The FBI Case Study Essay
The FBI Case Study
The Federal Bureau of Investigation of the U.S. government, the FBI, was forced to scrap its $170 million virtual case file (VCF) management system. Official reports blamed numerous delays, cost overruns, and incompatible software. But a deeper examination of the cause of this failure uncovered issues of control, culture, and incompatible organizational systems. Among its many duties, the FBI is charged with the responsibility to fight crime and terrorism. To do so requires a large number of agents located within the Unites States and around the world. That means agents must be able to share information among themselves within the bureau and with other federal, state, and local law enforcement agencies. But sharing informationhas never been standard operating procedure for this agency. According to one source, “agents are accustomed to holding information close to their bulletproof vests and scorn the idea of sharing information.” Enter the FBI’s efforts to modernize its infrastructure, code-named “Trilogy.”

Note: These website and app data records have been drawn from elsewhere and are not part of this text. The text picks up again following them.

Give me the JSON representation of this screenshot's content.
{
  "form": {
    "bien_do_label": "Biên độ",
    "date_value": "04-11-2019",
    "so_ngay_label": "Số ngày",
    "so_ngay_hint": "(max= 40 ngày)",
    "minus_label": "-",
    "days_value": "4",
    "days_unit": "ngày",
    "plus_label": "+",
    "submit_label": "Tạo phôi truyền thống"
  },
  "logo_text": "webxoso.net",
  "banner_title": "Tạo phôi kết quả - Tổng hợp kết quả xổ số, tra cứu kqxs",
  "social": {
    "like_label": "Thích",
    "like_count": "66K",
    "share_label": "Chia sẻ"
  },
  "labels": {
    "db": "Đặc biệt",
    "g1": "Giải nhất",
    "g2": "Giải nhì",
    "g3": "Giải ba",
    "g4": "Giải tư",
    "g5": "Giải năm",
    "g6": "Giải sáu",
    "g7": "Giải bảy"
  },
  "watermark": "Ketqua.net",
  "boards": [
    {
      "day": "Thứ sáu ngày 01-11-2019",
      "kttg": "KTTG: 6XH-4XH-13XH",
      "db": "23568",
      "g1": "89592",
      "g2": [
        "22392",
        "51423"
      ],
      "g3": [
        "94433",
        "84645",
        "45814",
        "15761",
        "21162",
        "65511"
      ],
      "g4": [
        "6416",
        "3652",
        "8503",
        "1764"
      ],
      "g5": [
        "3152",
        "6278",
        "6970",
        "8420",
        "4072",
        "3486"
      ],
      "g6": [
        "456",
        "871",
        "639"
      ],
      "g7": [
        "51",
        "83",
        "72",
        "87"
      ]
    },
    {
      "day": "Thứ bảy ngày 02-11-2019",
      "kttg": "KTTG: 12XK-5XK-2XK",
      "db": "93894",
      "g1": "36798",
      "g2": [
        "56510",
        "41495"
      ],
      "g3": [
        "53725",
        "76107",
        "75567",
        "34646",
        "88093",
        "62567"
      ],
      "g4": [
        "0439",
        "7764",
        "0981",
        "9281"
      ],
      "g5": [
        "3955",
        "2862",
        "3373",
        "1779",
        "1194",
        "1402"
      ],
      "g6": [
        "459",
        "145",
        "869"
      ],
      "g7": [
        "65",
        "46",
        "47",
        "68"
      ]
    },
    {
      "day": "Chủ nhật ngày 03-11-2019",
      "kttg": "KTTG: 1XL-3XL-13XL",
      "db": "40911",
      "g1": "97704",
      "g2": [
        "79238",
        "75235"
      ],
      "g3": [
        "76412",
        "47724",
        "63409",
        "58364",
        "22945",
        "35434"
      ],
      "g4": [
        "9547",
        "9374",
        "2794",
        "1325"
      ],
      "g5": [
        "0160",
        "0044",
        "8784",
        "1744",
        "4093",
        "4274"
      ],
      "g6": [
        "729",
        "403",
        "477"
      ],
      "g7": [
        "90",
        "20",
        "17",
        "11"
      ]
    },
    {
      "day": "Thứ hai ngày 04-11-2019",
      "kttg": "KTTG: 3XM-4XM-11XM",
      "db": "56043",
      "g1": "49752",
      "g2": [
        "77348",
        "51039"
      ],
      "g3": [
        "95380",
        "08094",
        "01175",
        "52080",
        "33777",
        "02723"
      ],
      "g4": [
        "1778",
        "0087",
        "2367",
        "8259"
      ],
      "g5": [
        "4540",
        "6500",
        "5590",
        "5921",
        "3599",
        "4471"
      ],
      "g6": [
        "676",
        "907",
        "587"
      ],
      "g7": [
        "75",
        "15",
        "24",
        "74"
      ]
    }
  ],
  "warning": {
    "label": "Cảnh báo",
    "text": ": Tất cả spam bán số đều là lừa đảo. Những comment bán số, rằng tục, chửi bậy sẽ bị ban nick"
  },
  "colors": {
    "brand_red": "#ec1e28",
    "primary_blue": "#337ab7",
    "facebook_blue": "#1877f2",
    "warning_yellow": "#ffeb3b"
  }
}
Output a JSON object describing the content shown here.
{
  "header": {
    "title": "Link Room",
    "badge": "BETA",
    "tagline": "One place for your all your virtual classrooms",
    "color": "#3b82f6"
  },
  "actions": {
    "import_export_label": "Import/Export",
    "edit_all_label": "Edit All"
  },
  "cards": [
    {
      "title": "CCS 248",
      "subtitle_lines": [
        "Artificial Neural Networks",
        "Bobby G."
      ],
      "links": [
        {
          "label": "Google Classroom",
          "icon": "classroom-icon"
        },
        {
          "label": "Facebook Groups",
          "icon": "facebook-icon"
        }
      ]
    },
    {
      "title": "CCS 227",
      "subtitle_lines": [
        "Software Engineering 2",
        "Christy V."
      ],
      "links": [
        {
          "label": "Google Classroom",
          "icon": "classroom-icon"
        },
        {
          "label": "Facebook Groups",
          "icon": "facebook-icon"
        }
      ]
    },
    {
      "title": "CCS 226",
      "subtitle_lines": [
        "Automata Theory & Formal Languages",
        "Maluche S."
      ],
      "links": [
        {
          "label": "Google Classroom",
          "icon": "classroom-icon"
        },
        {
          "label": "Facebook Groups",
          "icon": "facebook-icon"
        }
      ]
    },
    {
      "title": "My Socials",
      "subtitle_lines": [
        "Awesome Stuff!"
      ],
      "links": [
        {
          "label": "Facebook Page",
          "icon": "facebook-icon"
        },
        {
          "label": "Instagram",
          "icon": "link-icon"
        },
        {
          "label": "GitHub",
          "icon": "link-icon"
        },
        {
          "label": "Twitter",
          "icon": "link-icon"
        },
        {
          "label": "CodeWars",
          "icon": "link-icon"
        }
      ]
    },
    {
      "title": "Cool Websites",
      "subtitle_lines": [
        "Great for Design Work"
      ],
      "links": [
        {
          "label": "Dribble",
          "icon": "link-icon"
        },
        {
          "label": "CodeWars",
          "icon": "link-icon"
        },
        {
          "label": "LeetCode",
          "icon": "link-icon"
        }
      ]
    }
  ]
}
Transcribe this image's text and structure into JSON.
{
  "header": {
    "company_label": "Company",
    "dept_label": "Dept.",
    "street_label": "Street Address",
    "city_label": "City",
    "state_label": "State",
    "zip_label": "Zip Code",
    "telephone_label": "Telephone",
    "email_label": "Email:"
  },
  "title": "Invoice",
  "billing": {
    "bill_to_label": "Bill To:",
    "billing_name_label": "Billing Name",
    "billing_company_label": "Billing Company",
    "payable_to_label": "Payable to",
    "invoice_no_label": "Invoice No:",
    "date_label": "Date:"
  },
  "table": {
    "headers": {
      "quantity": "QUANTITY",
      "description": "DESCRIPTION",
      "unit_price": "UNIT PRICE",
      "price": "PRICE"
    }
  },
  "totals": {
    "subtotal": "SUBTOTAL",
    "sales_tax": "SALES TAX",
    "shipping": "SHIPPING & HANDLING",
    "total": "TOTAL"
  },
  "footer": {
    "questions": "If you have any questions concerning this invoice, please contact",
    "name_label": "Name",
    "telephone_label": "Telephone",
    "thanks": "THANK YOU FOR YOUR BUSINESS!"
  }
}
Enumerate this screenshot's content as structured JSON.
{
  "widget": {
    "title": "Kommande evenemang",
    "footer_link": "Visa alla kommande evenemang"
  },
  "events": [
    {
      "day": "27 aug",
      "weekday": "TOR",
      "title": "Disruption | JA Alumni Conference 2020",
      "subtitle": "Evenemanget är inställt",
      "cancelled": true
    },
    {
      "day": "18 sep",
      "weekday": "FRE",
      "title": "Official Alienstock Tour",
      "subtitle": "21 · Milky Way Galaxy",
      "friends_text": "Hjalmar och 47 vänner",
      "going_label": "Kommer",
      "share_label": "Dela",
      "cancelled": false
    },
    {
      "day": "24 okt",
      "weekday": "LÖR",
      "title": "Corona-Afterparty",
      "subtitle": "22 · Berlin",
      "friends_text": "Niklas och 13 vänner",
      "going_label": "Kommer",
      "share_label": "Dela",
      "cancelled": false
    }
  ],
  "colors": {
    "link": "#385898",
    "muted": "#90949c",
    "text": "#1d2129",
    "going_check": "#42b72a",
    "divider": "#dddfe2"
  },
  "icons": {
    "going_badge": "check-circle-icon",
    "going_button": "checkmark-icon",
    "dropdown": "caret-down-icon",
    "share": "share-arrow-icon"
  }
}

The efforts included providing agents with 30,000 desktop PCs, high-bandwidth networks to connect FBI locations around the world, and the VCF project to facilitate sharing of case information worldwide. The FBI director explained to Congress that VCF would provide “an electronic means for agents to globally send field notes, documents, pieces of intelligence and other evidence so they could hopefully act faster on leads.” It was designed to replace a paper-intensive process with an electronic, Web-based process. With such a reasonable goal, why didn’t it work? The CIO of the FBI offered one explanation. He claimed that “the FBI must radically change the agency’s culture if the Bureau is ever going to get the high-tech analysis and surveillance tools it needs to effectively fight terrorism. We must move from a decentralized amalgam of 56 field offices that are deeply distrustful of technology, outsiders and each other to a seamlessly integrated global intelligence operation capable of sharing information and preventing crimes in real-time.”
A former project manager at the FBI further explained, “They work under the idea that everything needs to be kept secret. But everything doesn’t have to be kept secret. To do this right, you have to share information.” The VCF system has been shut down, but the CIO is working on a new approach. He is busy trying to win buy-in from agents in the field so that the next case management system will work. In addition, he is working to establish a portfolio management plan that will cover all of the FBI’s IT projects, even those begun in decentralized offices. His team has been designing an enterprise architecture that will lay out standards for a bureauwide information system. The Director of the FBI has helped too. He reorganized the governance of IT, taking IT budget control away from the districts and giving total IT budget authority to the CIO.
The FBI announced that it will build a new case management system called Sentinel in four phases. The new system, according to the CIO, will include workflow, document management, record management, audit trails, access control, and single sign-on. To manage the expectations of the agents, the CIO plans to communicate often and significantly increase the training program for the new system. The CIO commented, “We want to automate those things that are the most manually cumbersome for the agents so they can see that technology can actually enhance their productivity. That is how to change their attitudes.”
Class Discussion Questions
1. What do you think were the real reasons why the VCF system failed?
2. What were the points of alignment and misalignment between the Information Systems Strategy and the FBI organization?
3. What do you think of the CIO’s final comment about how to change attitudes? Do you think it will work? Why or why not?
4. If you were the CIO, what would you do to help the FBI modernize and make better use of information technology? Source: Adapted from Allan Holmes, “Why the G-Men Aren’t IT Men,” CIO Magazine (June 15, 2005), 42–45.